[Dataset excerpts]
────────────────────

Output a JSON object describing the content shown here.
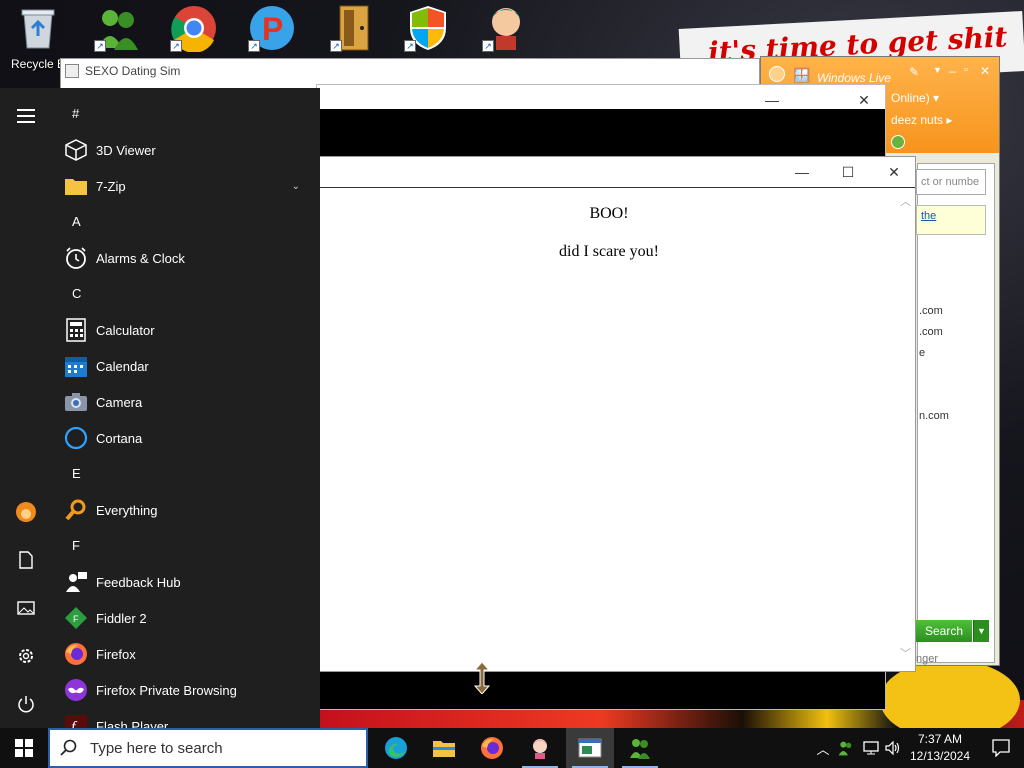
{
  "desktop": {
    "icons": [
      {
        "label": "Recycle B",
        "icon": "recycle-bin-icon"
      },
      {
        "label": "",
        "icon": "msn-messenger-icon"
      },
      {
        "label": "",
        "icon": "chrome-icon"
      },
      {
        "label": "",
        "icon": "p-app-icon"
      },
      {
        "label": "",
        "icon": "door-app-icon"
      },
      {
        "label": "",
        "icon": "windows-shield-icon"
      },
      {
        "label": "",
        "icon": "game-character-icon"
      }
    ],
    "wallpaper_text": "it's time to get shit"
  },
  "windows": {
    "msn_main": {
      "title": "SEXO Dating Sim"
    },
    "windows_live": {
      "title": "Windows Live",
      "status": "Online) ▾",
      "nickname": "deez nuts ▸",
      "search_placeholder": "ct or numbe",
      "ad_text": "the",
      "contacts": [
        ".com",
        ".com",
        "e",
        "n.com"
      ],
      "search_button": "Search",
      "footer": "nger"
    },
    "boo": {
      "heading": "BOO!",
      "message": "did I scare you!"
    }
  },
  "start_menu": {
    "groups": [
      {
        "letter": "#",
        "apps": [
          {
            "label": "3D Viewer",
            "icon": "3d-viewer-icon"
          },
          {
            "label": "7-Zip",
            "icon": "folder-icon",
            "expandable": true
          }
        ]
      },
      {
        "letter": "A",
        "apps": [
          {
            "label": "Alarms & Clock",
            "icon": "alarm-clock-icon"
          }
        ]
      },
      {
        "letter": "C",
        "apps": [
          {
            "label": "Calculator",
            "icon": "calculator-icon"
          },
          {
            "label": "Calendar",
            "icon": "calendar-icon"
          },
          {
            "label": "Camera",
            "icon": "camera-icon"
          },
          {
            "label": "Cortana",
            "icon": "cortana-icon"
          }
        ]
      },
      {
        "letter": "E",
        "apps": [
          {
            "label": "Everything",
            "icon": "everything-search-icon"
          }
        ]
      },
      {
        "letter": "F",
        "apps": [
          {
            "label": "Feedback Hub",
            "icon": "feedback-hub-icon"
          },
          {
            "label": "Fiddler 2",
            "icon": "fiddler-icon"
          },
          {
            "label": "Firefox",
            "icon": "firefox-icon"
          },
          {
            "label": "Firefox Private Browsing",
            "icon": "firefox-private-icon"
          },
          {
            "label": "Flash Player",
            "icon": "flash-player-icon"
          }
        ]
      }
    ],
    "rail": [
      "hamburger-menu-icon",
      "user-avatar-icon",
      "documents-icon",
      "pictures-icon",
      "settings-icon",
      "power-icon"
    ]
  },
  "taskbar": {
    "search_placeholder": "Type here to search",
    "pinned": [
      "edge-icon",
      "file-explorer-icon",
      "firefox-icon",
      "anime-app-icon",
      "window-app-icon",
      "msn-messenger-icon"
    ],
    "clock_time": "7:37 AM",
    "clock_date": "12/13/2024"
  },
  "colors": {
    "accent": "#0078d4",
    "start_bg": "#1f1f1f",
    "taskbar_bg": "#101010",
    "msn_orange": "#f7941d"
  }
}
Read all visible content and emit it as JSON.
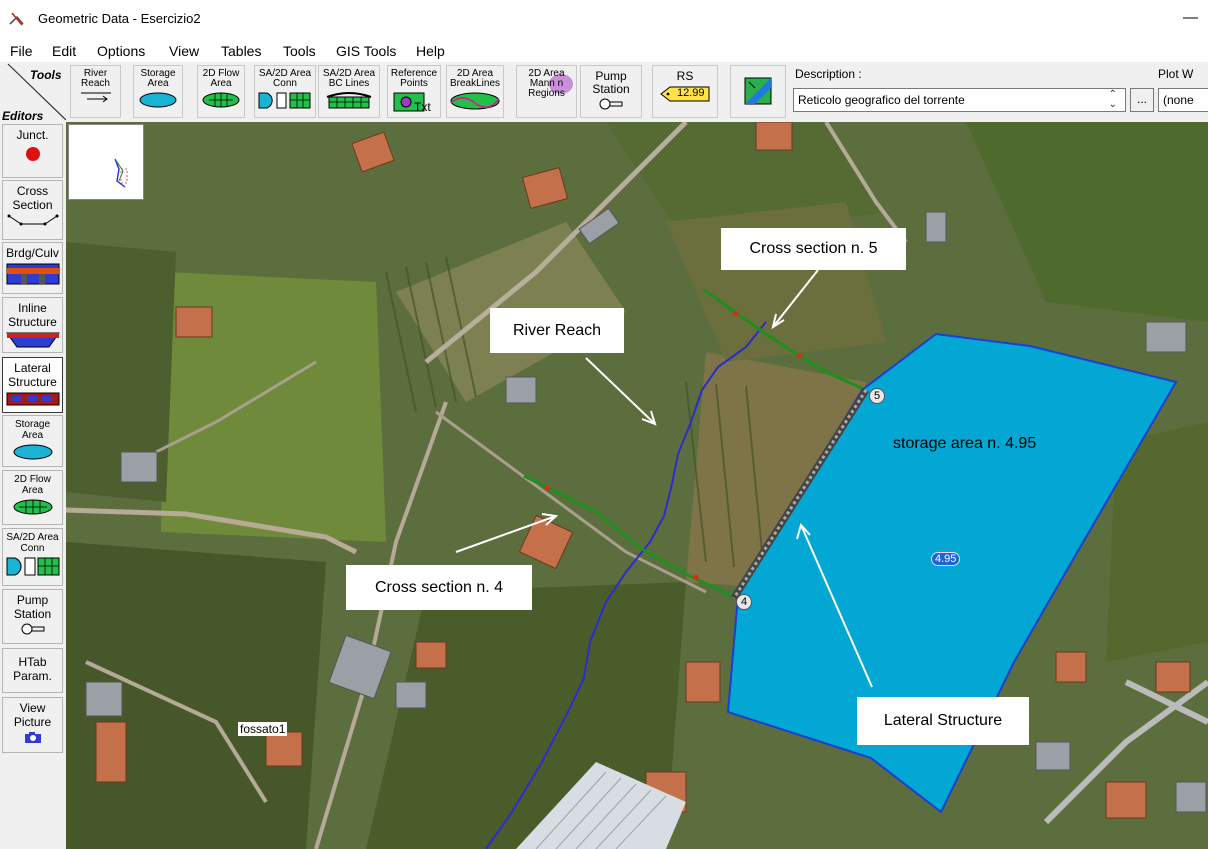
{
  "window": {
    "title": "Geometric Data - Esercizio2",
    "minimize": "—"
  },
  "menu": [
    "File",
    "Edit",
    "Options",
    "View",
    "Tables",
    "Tools",
    "GIS Tools",
    "Help"
  ],
  "toolbar": {
    "tools_label": "Tools",
    "editors_label": "Editors",
    "buttons": [
      {
        "label": "River\nReach",
        "icon": "river-reach-arrow-icon"
      },
      {
        "label": "Storage\nArea",
        "icon": "storage-area-icon"
      },
      {
        "label": "2D Flow\nArea",
        "icon": "2d-flow-area-icon"
      },
      {
        "label": "SA/2D Area\nConn",
        "icon": "sa-2d-conn-icon"
      },
      {
        "label": "SA/2D Area\nBC Lines",
        "icon": "bc-lines-icon"
      },
      {
        "label": "Reference\nPoints",
        "icon": "reference-points-icon",
        "extra": "Txt"
      },
      {
        "label": "2D Area\nBreakLines",
        "icon": "breaklines-icon"
      },
      {
        "label": "2D Area\nMann n\nRegions",
        "icon": "mann-n-regions-icon"
      },
      {
        "label": "Pump\nStation",
        "icon": "pump-station-icon"
      },
      {
        "label": "RS",
        "icon": "rs-tag-icon",
        "value": "12.99"
      },
      {
        "label": "",
        "icon": "map-background-icon"
      }
    ],
    "description_label": "Description :",
    "description_value": "Reticolo geografico del torrente",
    "ellipsis": "...",
    "plot_label": "Plot W",
    "plot_value": "(none"
  },
  "sidebar": [
    {
      "label": "Junct.",
      "icon": "junction-icon"
    },
    {
      "label": "Cross\nSection",
      "icon": "cross-section-icon"
    },
    {
      "label": "Brdg/Culv",
      "icon": "bridge-culvert-icon"
    },
    {
      "label": "Inline\nStructure",
      "icon": "inline-structure-icon"
    },
    {
      "label": "Lateral\nStructure",
      "icon": "lateral-structure-icon",
      "active": true
    },
    {
      "label": "Storage\nArea",
      "icon": "storage-area-icon"
    },
    {
      "label": "2D Flow\nArea",
      "icon": "2d-flow-area-icon"
    },
    {
      "label": "SA/2D Area\nConn",
      "icon": "sa-2d-conn-icon"
    },
    {
      "label": "Pump\nStation",
      "icon": "pump-station-icon"
    },
    {
      "label": "HTab\nParam.",
      "icon": ""
    },
    {
      "label": "View\nPicture",
      "icon": "camera-icon"
    }
  ],
  "map": {
    "callouts": {
      "cross_section_5": "Cross section n. 5",
      "river_reach": "River Reach",
      "storage_area": "storage area n. 4.95",
      "cross_section_4": "Cross section n. 4",
      "lateral_structure": "Lateral Structure"
    },
    "storage_tag": "4.95",
    "xs_label_5": "5",
    "xs_label_4": "4",
    "stream_label": "fossato1",
    "colors": {
      "storage_fill": "#02a7d4",
      "storage_outline": "#1a3fd1",
      "river": "#2b2bd0",
      "cross_section": "#1f8f1f",
      "lateral": "#555555"
    }
  }
}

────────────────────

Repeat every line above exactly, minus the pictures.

SOLUTION FOR THIS PROBLEM =
Output a JSON object describing the content shown here.
{
  "desktop": {
    "icons": [
      {
        "label": "Recycle B",
        "icon": "recycle-bin-icon"
      },
      {
        "label": "",
        "icon": "msn-messenger-icon"
      },
      {
        "label": "",
        "icon": "chrome-icon"
      },
      {
        "label": "",
        "icon": "p-app-icon"
      },
      {
        "label": "",
        "icon": "door-app-icon"
      },
      {
        "label": "",
        "icon": "windows-shield-icon"
      },
      {
        "label": "",
        "icon": "game-character-icon"
      }
    ],
    "wallpaper_text": "it's time to get shit"
  },
  "windows": {
    "msn_main": {
      "title": "SEXO Dating Sim"
    },
    "windows_live": {
      "title": "Windows Live",
      "status": "Online) ▾",
      "nickname": "deez nuts ▸",
      "search_placeholder": "ct or numbe",
      "ad_text": "the",
      "contacts": [
        ".com",
        ".com",
        "e",
        "n.com"
      ],
      "search_button": "Search",
      "footer": "nger"
    },
    "boo": {
      "heading": "BOO!",
      "message": "did I scare you!"
    }
  },
  "start_menu": {
    "groups": [
      {
        "letter": "#",
        "apps": [
          {
            "label": "3D Viewer",
            "icon": "3d-viewer-icon"
          },
          {
            "label": "7-Zip",
            "icon": "folder-icon",
            "expandable": true
          }
        ]
      },
      {
        "letter": "A",
        "apps": [
          {
            "label": "Alarms & Clock",
            "icon": "alarm-clock-icon"
          }
        ]
      },
      {
        "letter": "C",
        "apps": [
          {
            "label": "Calculator",
            "icon": "calculator-icon"
          },
          {
            "label": "Calendar",
            "icon": "calendar-icon"
          },
          {
            "label": "Camera",
            "icon": "camera-icon"
          },
          {
            "label": "Cortana",
            "icon": "cortana-icon"
          }
        ]
      },
      {
        "letter": "E",
        "apps": [
          {
            "label": "Everything",
            "icon": "everything-search-icon"
          }
        ]
      },
      {
        "letter": "F",
        "apps": [
          {
            "label": "Feedback Hub",
            "icon": "feedback-hub-icon"
          },
          {
            "label": "Fiddler 2",
            "icon": "fiddler-icon"
          },
          {
            "label": "Firefox",
            "icon": "firefox-icon"
          },
          {
            "label": "Firefox Private Browsing",
            "icon": "firefox-private-icon"
          },
          {
            "label": "Flash Player",
            "icon": "flash-player-icon"
          }
        ]
      }
    ],
    "rail": [
      "hamburger-menu-icon",
      "user-avatar-icon",
      "documents-icon",
      "pictures-icon",
      "settings-icon",
      "power-icon"
    ]
  },
  "taskbar": {
    "search_placeholder": "Type here to search",
    "pinned": [
      "edge-icon",
      "file-explorer-icon",
      "firefox-icon",
      "anime-app-icon",
      "window-app-icon",
      "msn-messenger-icon"
    ],
    "clock_time": "7:37 AM",
    "clock_date": "12/13/2024"
  },
  "colors": {
    "accent": "#0078d4",
    "start_bg": "#1f1f1f",
    "taskbar_bg": "#101010",
    "msn_orange": "#f7941d"
  }
}
Read all visible content and emit it as JSON.
{
  "window": {
    "title": "Geometric Data - Esercizio2",
    "minimize": "—"
  },
  "menu": [
    "File",
    "Edit",
    "Options",
    "View",
    "Tables",
    "Tools",
    "GIS Tools",
    "Help"
  ],
  "toolbar": {
    "tools_label": "Tools",
    "editors_label": "Editors",
    "buttons": [
      {
        "label": "River\nReach",
        "icon": "river-reach-arrow-icon"
      },
      {
        "label": "Storage\nArea",
        "icon": "storage-area-icon"
      },
      {
        "label": "2D Flow\nArea",
        "icon": "2d-flow-area-icon"
      },
      {
        "label": "SA/2D Area\nConn",
        "icon": "sa-2d-conn-icon"
      },
      {
        "label": "SA/2D Area\nBC Lines",
        "icon": "bc-lines-icon"
      },
      {
        "label": "Reference\nPoints",
        "icon": "reference-points-icon",
        "extra": "Txt"
      },
      {
        "label": "2D Area\nBreakLines",
        "icon": "breaklines-icon"
      },
      {
        "label": "2D Area\nMann n\nRegions",
        "icon": "mann-n-regions-icon"
      },
      {
        "label": "Pump\nStation",
        "icon": "pump-station-icon"
      },
      {
        "label": "RS",
        "icon": "rs-tag-icon",
        "value": "12.99"
      },
      {
        "label": "",
        "icon": "map-background-icon"
      }
    ],
    "description_label": "Description :",
    "description_value": "Reticolo geografico del torrente",
    "ellipsis": "...",
    "plot_label": "Plot W",
    "plot_value": "(none"
  },
  "sidebar": [
    {
      "label": "Junct.",
      "icon": "junction-icon"
    },
    {
      "label": "Cross\nSection",
      "icon": "cross-section-icon"
    },
    {
      "label": "Brdg/Culv",
      "icon": "bridge-culvert-icon"
    },
    {
      "label": "Inline\nStructure",
      "icon": "inline-structure-icon"
    },
    {
      "label": "Lateral\nStructure",
      "icon": "lateral-structure-icon",
      "active": true
    },
    {
      "label": "Storage\nArea",
      "icon": "storage-area-icon"
    },
    {
      "label": "2D Flow\nArea",
      "icon": "2d-flow-area-icon"
    },
    {
      "label": "SA/2D Area\nConn",
      "icon": "sa-2d-conn-icon"
    },
    {
      "label": "Pump\nStation",
      "icon": "pump-station-icon"
    },
    {
      "label": "HTab\nParam.",
      "icon": ""
    },
    {
      "label": "View\nPicture",
      "icon": "camera-icon"
    }
  ],
  "map": {
    "callouts": {
      "cross_section_5": "Cross section n. 5",
      "river_reach": "River Reach",
      "storage_area": "storage area n. 4.95",
      "cross_section_4": "Cross section n. 4",
      "lateral_structure": "Lateral Structure"
    },
    "storage_tag": "4.95",
    "xs_label_5": "5",
    "xs_label_4": "4",
    "stream_label": "fossato1",
    "colors": {
      "storage_fill": "#02a7d4",
      "storage_outline": "#1a3fd1",
      "river": "#2b2bd0",
      "cross_section": "#1f8f1f",
      "lateral": "#555555"
    }
  }
}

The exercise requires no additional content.